Bankiise: a natural product knowledge management platform

To date, no single database presents all the information that is publicly available on antimicrobial natural compounds. The data science unit has undertaken the ambitious task of gathering heterogenous knowledge scattered across diverse databases and publications in a single knowledge management platform named Bankiise. By aggregating and restructuring data on bacterial ecology, taxonomy, genomics, and metabolomics, this toolwill ultimately accelerate dereplication of antimicrobial agents.

Support activities


Analysis of high-throughput sequencing data obtained from the ribosomal RNA 16S genes of the bacterial mixture present in an environmental sample. This analysis is performed in collaboration with the biodiversity farming unit and aims to identify the bacterial species present in the sample. When a previously unknown species is found, sequencing data is used for its taxonomic classification.


At least two activities require genomic analysis by the data science unit. (1) In collaboration with the synthetic biology hub, the data science hub performs genome analysis to determine which genes or gene clusters are responsible for or are involved in the production of a certain compound. (2) Bacteria that present a particular interest undergo whole genome sequencing. The data science hub analyzes the sequencing data obtained and annotates the genome to respond to specific needs (species identification, gene cluster identification).


To better characterize microbial communities in an environmental sample in terms of taxonomic affilitations, the data science team is expanding the analysis of the ribosomal RNA (rRNA) 16S gene sequences to other molecular markers conserved and shared across various taxonomic groups such as the rRNA 18S gene or the internal transcribed sequences (ITS) within the rRNA. Using this data, analysis of operational taxonomic units gives rise to more easily identifiable taxonomic groups.  

Screening data analysis

In collaboration with the activity testing unit, the data science hub analyses data from high throughput and high content biological activity screens.
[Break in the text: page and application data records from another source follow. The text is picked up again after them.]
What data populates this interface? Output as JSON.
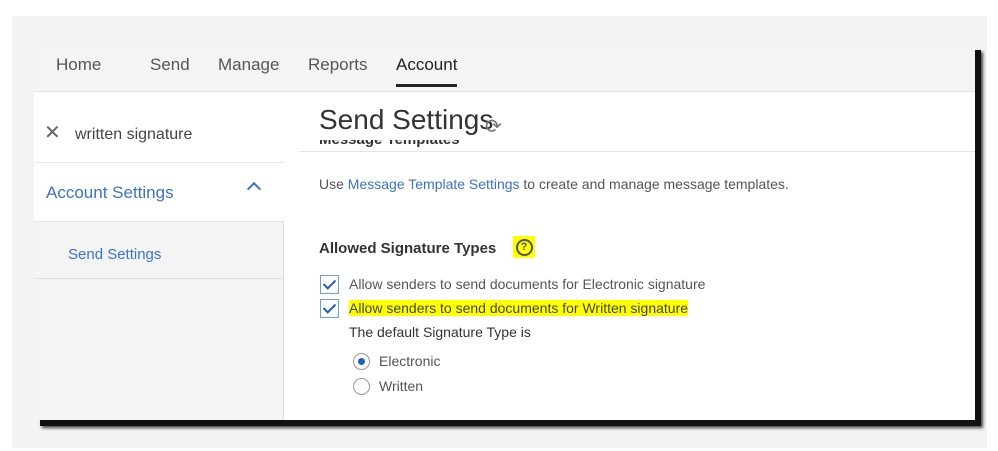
{
  "nav": {
    "tabs": [
      "Home",
      "Send",
      "Manage",
      "Reports",
      "Account"
    ],
    "active": "Account"
  },
  "sidebar": {
    "search_value": "written signature",
    "section": "Account Settings",
    "item": "Send Settings"
  },
  "main": {
    "title": "Send Settings",
    "clipped_heading": "Message Templates",
    "desc_prefix": "Use ",
    "desc_link": "Message Template Settings",
    "desc_suffix": " to create and manage message templates.",
    "allowed_heading": "Allowed Signature Types",
    "help": "?",
    "checkboxes": [
      {
        "label": "Allow senders to send documents for Electronic signature",
        "checked": true
      },
      {
        "label": "Allow senders to send documents for Written signature",
        "checked": true
      }
    ],
    "default_label": "The default Signature Type is",
    "radios": [
      {
        "label": "Electronic",
        "selected": true
      },
      {
        "label": "Written",
        "selected": false
      }
    ]
  }
}
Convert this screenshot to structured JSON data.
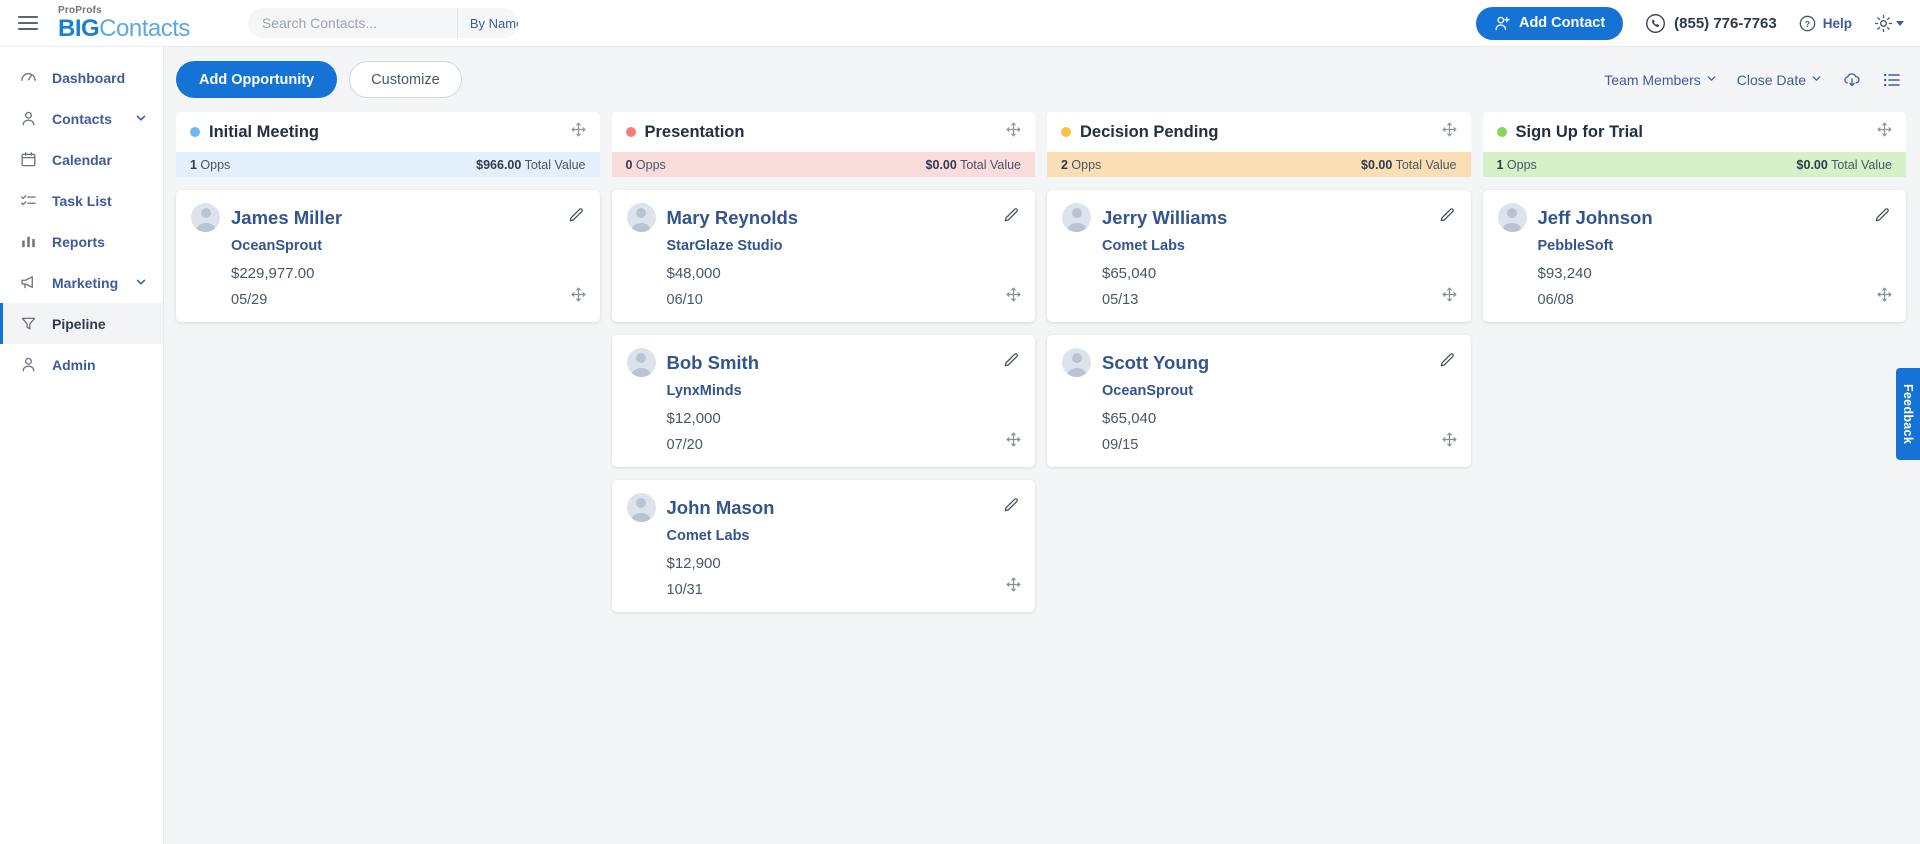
{
  "header": {
    "logo_pro": "ProProfs",
    "logo_big": "BIG",
    "logo_contacts": "Contacts",
    "search_placeholder": "Search Contacts...",
    "search_value": "",
    "search_by": "By Name",
    "add_contact_label": "Add Contact",
    "phone": "(855) 776-7763",
    "help_label": "Help"
  },
  "sidebar": {
    "items": [
      {
        "label": "Dashboard",
        "icon": "speedometer-icon",
        "expandable": false,
        "active": false
      },
      {
        "label": "Contacts",
        "icon": "person-icon",
        "expandable": true,
        "active": false
      },
      {
        "label": "Calendar",
        "icon": "calendar-icon",
        "expandable": false,
        "active": false
      },
      {
        "label": "Task List",
        "icon": "checklist-icon",
        "expandable": false,
        "active": false
      },
      {
        "label": "Reports",
        "icon": "bar-chart-icon",
        "expandable": false,
        "active": false
      },
      {
        "label": "Marketing",
        "icon": "megaphone-icon",
        "expandable": true,
        "active": false
      },
      {
        "label": "Pipeline",
        "icon": "funnel-icon",
        "expandable": false,
        "active": true
      },
      {
        "label": "Admin",
        "icon": "person-icon",
        "expandable": false,
        "active": false
      }
    ]
  },
  "toolbar": {
    "add_opportunity_label": "Add Opportunity",
    "customize_label": "Customize",
    "team_members_label": "Team Members",
    "close_date_label": "Close Date"
  },
  "board": {
    "columns": [
      {
        "title": "Initial Meeting",
        "dot_color": "#6bb9f0",
        "stats_bg": "#e3f0fb",
        "opps": "1 Opps",
        "opps_count": "1",
        "total_value": "$966.00",
        "total_value_label": "Total Value",
        "cards": [
          {
            "name": "James Miller",
            "company": "OceanSprout",
            "amount": "$229,977.00",
            "date": "05/29"
          }
        ]
      },
      {
        "title": "Presentation",
        "dot_color": "#fa7a7a",
        "stats_bg": "#fbdcdc",
        "opps": "0 Opps",
        "opps_count": "0",
        "total_value": "$0.00",
        "total_value_label": "Total Value",
        "cards": [
          {
            "name": "Mary Reynolds",
            "company": "StarGlaze Studio",
            "amount": "$48,000",
            "date": "06/10"
          },
          {
            "name": "Bob Smith",
            "company": "LynxMinds",
            "amount": "$12,000",
            "date": "07/20"
          },
          {
            "name": "John Mason",
            "company": "Comet Labs",
            "amount": "$12,900",
            "date": "10/31"
          }
        ]
      },
      {
        "title": "Decision Pending",
        "dot_color": "#fcc043",
        "stats_bg": "#fbdfb4",
        "opps": "2 Opps",
        "opps_count": "2",
        "total_value": "$0.00",
        "total_value_label": "Total Value",
        "cards": [
          {
            "name": "Jerry Williams",
            "company": "Comet Labs",
            "amount": "$65,040",
            "date": "05/13"
          },
          {
            "name": "Scott Young",
            "company": "OceanSprout",
            "amount": "$65,040",
            "date": "09/15"
          }
        ]
      },
      {
        "title": "Sign Up for Trial",
        "dot_color": "#7ed957",
        "stats_bg": "#d6f0c8",
        "opps": "1 Opps",
        "opps_count": "1",
        "total_value": "$0.00",
        "total_value_label": "Total Value",
        "cards": [
          {
            "name": "Jeff Johnson",
            "company": "PebbleSoft",
            "amount": "$93,240",
            "date": "06/08"
          }
        ]
      }
    ]
  },
  "feedback": {
    "label": "Feedback"
  },
  "colors": {
    "accent": "#1573d6",
    "link": "#3e5c9a",
    "card_name": "#33558e"
  }
}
In collaboration with the advanced analytics hub, the data science unit analyses data obtained from metabolomic analyses to decipher the metabolic patways that lead to or affect the biosynthesis of a specific compound in a bacterial strain.


The data science hub provides a continuous support in biostatistics for data analysis across Deinove’s discovery platform.


Zhu, J.-W., Zhang, S.-J., Wang, W.-G., & Jiang, H. (2020). Strategies for Discovering New Antibiotics from Bacteria in the Post-Genomic Era. Current Microbiology, 77(11), 3213–3223.

Foulston, L. (2019). Genome mining and prospects for antibiotic discovery. Current Opinion in Microbiology, 51, 1–8.

Baltz, R. H. (2017). Synthetic biology, genome mining, and combinatorial biosynthesis of NRPS-derived antibiotics: a perspective. Journal of Industrial Microbiology & Biotechnology, 45(7), 635–649.

Bush, A., Compson, Z. G., Monk, W. A., Porter, T. M., Steeves, R., Emilson, E., Gagne, N., Hajibabaei, M., Roy, M., & Baird, D. J. (2019). Studying Ecosystems With DNA Metabarcoding: Lessons From Biomonitoring of Aquatic Macroinvertebrates. Frontiers in Ecology and Evolution, 7.